The SMC asked experts to comment on the ethical concerns and questions raised during the pandemic.
Dr Ben Gray, Senior Lecturer of Primary Health Care and General Practice, University of Otago, Wellington, comments:
“The first point I would make is that in my view ‘ethics’ is culture bound, that what one group of people think is ‘right’ may not align with what another group think. This is well illustrated by the variation in which different countries have responded; China with enforced lock down, America with its limited ability to mount a public health response because of embedded ‘rights’ of personal autonomy, Singapore with an authoritarian government, very dense and largely compliant population.
“I think the central issue to be aware of is that existing disparities will be amplified by the lockdown. Iona Holsted (my old boss and Secretary for Education) made this point clearly when discussing online education and the students who did not have access to a device or broadband. So we all need to be aware of ways in which we can mitigate those risks.
“Despite the roll-out of the 24/7 interpreting service last year, many clinicians still use family members to interpret for patients with limited English proficiency (LEP). If clinicians use professional telephone interpreters, then they can easily patch a three-way conversation together. If using family members at the very least, clinicians need to know how to use available technology to ‘conference call’.
“Requirements of health facilities for patients not to have support people make a lot of sense from a public health point of view, but it is much more onerous for those with LEP wanting for example to have family members with more English fluency present.
“Transport is a problem. Many poorer people rely on either public transport (which is either much less or not available) to get around. For example, I am aware of a school in Cannons Creek that is providing food bags for solo parents (mums) who cannot get to the supermarket.
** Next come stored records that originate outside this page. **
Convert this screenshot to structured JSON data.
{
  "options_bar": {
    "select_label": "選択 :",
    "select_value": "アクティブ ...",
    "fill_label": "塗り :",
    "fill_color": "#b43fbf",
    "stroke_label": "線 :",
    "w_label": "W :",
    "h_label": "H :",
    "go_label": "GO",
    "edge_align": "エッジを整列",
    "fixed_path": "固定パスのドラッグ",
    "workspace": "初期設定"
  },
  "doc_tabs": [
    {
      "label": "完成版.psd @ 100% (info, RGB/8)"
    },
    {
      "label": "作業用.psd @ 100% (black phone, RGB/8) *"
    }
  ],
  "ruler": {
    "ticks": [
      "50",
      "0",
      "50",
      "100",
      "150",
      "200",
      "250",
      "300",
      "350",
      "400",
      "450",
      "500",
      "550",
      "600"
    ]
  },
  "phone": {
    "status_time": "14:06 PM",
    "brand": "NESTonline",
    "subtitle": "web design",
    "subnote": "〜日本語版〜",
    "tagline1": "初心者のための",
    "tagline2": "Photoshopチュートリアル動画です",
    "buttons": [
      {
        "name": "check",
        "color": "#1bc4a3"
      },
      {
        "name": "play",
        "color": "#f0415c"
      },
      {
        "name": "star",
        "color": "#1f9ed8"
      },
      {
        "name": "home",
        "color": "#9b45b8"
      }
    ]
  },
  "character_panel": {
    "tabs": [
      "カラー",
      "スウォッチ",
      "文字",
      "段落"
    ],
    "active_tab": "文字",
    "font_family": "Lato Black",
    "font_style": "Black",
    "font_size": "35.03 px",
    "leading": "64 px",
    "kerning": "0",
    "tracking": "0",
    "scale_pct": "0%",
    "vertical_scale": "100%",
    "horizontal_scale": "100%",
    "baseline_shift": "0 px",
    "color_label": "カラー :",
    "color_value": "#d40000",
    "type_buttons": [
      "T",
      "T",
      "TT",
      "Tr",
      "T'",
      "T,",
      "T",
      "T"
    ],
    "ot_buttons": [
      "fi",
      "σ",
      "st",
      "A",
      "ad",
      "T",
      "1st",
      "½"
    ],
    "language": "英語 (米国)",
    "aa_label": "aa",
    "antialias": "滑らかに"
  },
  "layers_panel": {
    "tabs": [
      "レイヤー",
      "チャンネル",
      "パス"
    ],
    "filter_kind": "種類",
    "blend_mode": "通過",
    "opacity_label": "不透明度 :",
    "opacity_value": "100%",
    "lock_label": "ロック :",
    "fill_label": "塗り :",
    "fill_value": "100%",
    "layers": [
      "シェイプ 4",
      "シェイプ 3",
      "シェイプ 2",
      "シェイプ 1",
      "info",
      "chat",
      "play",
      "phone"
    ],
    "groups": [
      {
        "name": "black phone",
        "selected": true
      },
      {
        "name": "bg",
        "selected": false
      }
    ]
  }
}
“Manage My Health (the online patient portal in primary care) has come into its own in this time…for those who are able to use it, which requires English proficiency, technological capability, and device and data access. This will further widen health outcome disparities.
“We have long-standing disparities of care based on rurality. Those living in cities have better access to intensive care than those living rurally. Given the problems of logistics and fear of spreading the virus it is very unlikely that in the event of a significant outbreak that we will be transporting any patients around the country. So patients cared for by smaller DHBs are likely to be disadvantaged. As noted above, this is an existing problem that is likely to be more obvious if we get a significant outbreak.
“Commentary from the Race Relations Commissioner and the Disability Commissioner has been welcome in pointing out ways in which these communities have been disadvantaged.”Conflict of interest statement: I am employed by the University of Otago and Newtown Union Health Service. I have no conflicts of interest.
Dr Elizabeth Fenton, Lecturer, Bioethics Centre, University of Otago, comments:
“Public health infrastructure is undervalued except in times of crisis. Many of the benefits of investing in public health are realised in the future, sometimes long into the future, making it an unattractive investment politically.
“When a crisis occurs, we see the holes created by lack of investment. We also see how much health means to people: when it is threatened, we will go to enormous lengths to protect it.
“Concerns from frontline health workers about lack of personal protective equipment (PPE) reflect one example of underinvestment. During a crisis we depend on our health services being available and well resourced. We expect frontline health staff to come to work. But our expectation that these services will be there when we need them depends on hospitals and the institutions that govern them meeting their responsibility to protect frontline workers. This responsibility is grounded in the ethical value of reciprocity.
“Reciprocity underpins our individual responsibilities to help one another during a public health emergency, and to meet our professional responsibilities to society. Some workers might feel conflicted about meeting these professional responsibilities if it means risking their own or their family’s health. When healthcare bodies meet their reciprocal responsibility to ensure that the risks for these workers are minimised, it can help to resolve that conflict.
“A public health crisis like COVID-19 makes the importance of health obvious. A moral commitment to protecting health demands that we continuously invest in a robust and well-resourced health system for the long-term, not just in the context of an immediate health crisis.”
No conflict of interest.